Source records
★ ★ ★ ★ ★

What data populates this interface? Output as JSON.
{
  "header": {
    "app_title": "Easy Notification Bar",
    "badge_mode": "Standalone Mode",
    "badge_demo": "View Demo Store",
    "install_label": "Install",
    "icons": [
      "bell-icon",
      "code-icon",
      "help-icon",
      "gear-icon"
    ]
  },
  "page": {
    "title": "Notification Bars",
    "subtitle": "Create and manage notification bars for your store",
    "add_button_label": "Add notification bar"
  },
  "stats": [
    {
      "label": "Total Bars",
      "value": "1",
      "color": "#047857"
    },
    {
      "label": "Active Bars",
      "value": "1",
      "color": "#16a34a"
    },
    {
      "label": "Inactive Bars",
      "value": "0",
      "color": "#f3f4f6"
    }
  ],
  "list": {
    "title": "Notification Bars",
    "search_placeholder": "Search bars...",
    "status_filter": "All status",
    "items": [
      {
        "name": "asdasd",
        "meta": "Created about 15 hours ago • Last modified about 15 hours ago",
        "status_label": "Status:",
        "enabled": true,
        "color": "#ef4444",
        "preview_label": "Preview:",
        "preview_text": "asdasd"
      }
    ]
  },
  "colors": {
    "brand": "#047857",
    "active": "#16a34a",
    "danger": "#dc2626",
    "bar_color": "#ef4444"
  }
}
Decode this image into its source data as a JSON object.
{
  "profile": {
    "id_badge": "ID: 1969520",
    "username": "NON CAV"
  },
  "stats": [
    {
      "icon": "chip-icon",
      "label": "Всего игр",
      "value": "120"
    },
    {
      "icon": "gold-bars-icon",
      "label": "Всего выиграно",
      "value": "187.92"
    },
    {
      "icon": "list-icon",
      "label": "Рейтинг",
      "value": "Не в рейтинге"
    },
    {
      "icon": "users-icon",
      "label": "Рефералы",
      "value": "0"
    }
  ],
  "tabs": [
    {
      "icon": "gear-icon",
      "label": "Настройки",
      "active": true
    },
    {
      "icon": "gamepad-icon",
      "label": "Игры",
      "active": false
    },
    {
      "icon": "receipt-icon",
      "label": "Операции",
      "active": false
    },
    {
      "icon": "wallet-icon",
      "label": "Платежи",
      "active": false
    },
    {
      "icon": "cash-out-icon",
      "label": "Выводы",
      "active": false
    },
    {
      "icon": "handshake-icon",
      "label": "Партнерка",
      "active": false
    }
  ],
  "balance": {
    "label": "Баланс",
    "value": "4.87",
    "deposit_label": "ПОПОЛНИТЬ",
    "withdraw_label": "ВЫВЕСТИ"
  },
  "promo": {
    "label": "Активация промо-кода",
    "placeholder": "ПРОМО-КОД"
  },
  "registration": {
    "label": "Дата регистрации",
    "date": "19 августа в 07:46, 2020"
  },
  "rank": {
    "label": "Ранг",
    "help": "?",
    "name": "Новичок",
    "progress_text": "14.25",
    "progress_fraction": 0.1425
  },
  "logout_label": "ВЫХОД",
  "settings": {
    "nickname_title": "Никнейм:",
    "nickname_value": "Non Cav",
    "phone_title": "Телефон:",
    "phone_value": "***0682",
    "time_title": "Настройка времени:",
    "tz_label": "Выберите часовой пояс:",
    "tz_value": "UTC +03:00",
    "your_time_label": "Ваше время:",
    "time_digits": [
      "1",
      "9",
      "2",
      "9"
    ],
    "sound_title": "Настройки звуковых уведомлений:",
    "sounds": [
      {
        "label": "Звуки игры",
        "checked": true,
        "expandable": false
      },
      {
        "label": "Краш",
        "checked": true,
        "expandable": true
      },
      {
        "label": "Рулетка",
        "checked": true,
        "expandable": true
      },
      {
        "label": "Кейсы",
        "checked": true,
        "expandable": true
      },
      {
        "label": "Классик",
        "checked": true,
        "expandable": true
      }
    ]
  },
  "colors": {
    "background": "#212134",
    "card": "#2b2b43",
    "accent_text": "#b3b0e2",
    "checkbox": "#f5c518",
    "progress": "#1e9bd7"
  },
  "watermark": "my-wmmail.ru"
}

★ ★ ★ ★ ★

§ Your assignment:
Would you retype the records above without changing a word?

§ Answer area:
What data populates this interface? Output as JSON.
{
  "header": {
    "app_title": "Easy Notification Bar",
    "badge_mode": "Standalone Mode",
    "badge_demo": "View Demo Store",
    "install_label": "Install",
    "icons": [
      "bell-icon",
      "code-icon",
      "help-icon",
      "gear-icon"
    ]
  },
  "page": {
    "title": "Notification Bars",
    "subtitle": "Create and manage notification bars for your store",
    "add_button_label": "Add notification bar"
  },
  "stats": [
    {
      "label": "Total Bars",
      "value": "1",
      "color": "#047857"
    },
    {
      "label": "Active Bars",
      "value": "1",
      "color": "#16a34a"
    },
    {
      "label": "Inactive Bars",
      "value": "0",
      "color": "#f3f4f6"
    }
  ],
  "list": {
    "title": "Notification Bars",
    "search_placeholder": "Search bars...",
    "status_filter": "All status",
    "items": [
      {
        "name": "asdasd",
        "meta": "Created about 15 hours ago • Last modified about 15 hours ago",
        "status_label": "Status:",
        "enabled": true,
        "color": "#ef4444",
        "preview_label": "Preview:",
        "preview_text": "asdasd"
      }
    ]
  },
  "colors": {
    "brand": "#047857",
    "active": "#16a34a",
    "danger": "#dc2626",
    "bar_color": "#ef4444"
  }
}
Decode this image into its source data as a JSON object.
{
  "profile": {
    "id_badge": "ID: 1969520",
    "username": "NON CAV"
  },
  "stats": [
    {
      "icon": "chip-icon",
      "label": "Всего игр",
      "value": "120"
    },
    {
      "icon": "gold-bars-icon",
      "label": "Всего выиграно",
      "value": "187.92"
    },
    {
      "icon": "list-icon",
      "label": "Рейтинг",
      "value": "Не в рейтинге"
    },
    {
      "icon": "users-icon",
      "label": "Рефералы",
      "value": "0"
    }
  ],
  "tabs": [
    {
      "icon": "gear-icon",
      "label": "Настройки",
      "active": true
    },
    {
      "icon": "gamepad-icon",
      "label": "Игры",
      "active": false
    },
    {
      "icon": "receipt-icon",
      "label": "Операции",
      "active": false
    },
    {
      "icon": "wallet-icon",
      "label": "Платежи",
      "active": false
    },
    {
      "icon": "cash-out-icon",
      "label": "Выводы",
      "active": false
    },
    {
      "icon": "handshake-icon",
      "label": "Партнерка",
      "active": false
    }
  ],
  "balance": {
    "label": "Баланс",
    "value": "4.87",
    "deposit_label": "ПОПОЛНИТЬ",
    "withdraw_label": "ВЫВЕСТИ"
  },
  "promo": {
    "label": "Активация промо-кода",
    "placeholder": "ПРОМО-КОД"
  },
  "registration": {
    "label": "Дата регистрации",
    "date": "19 августа в 07:46, 2020"
  },
  "rank": {
    "label": "Ранг",
    "help": "?",
    "name": "Новичок",
    "progress_text": "14.25",
    "progress_fraction": 0.1425
  },
  "logout_label": "ВЫХОД",
  "settings": {
    "nickname_title": "Никнейм:",
    "nickname_value": "Non Cav",
    "phone_title": "Телефон:",
    "phone_value": "***0682",
    "time_title": "Настройка времени:",
    "tz_label": "Выберите часовой пояс:",
    "tz_value": "UTC +03:00",
    "your_time_label": "Ваше время:",
    "time_digits": [
      "1",
      "9",
      "2",
      "9"
    ],
    "sound_title": "Настройки звуковых уведомлений:",
    "sounds": [
      {
        "label": "Звуки игры",
        "checked": true,
        "expandable": false
      },
      {
        "label": "Краш",
        "checked": true,
        "expandable": true
      },
      {
        "label": "Рулетка",
        "checked": true,
        "expandable": true
      },
      {
        "label": "Кейсы",
        "checked": true,
        "expandable": true
      },
      {
        "label": "Классик",
        "checked": true,
        "expandable": true
      }
    ]
  },
  "colors": {
    "background": "#212134",
    "card": "#2b2b43",
    "accent_text": "#b3b0e2",
    "checkbox": "#f5c518",
    "progress": "#1e9bd7"
  },
  "watermark": "my-wmmail.ru"
}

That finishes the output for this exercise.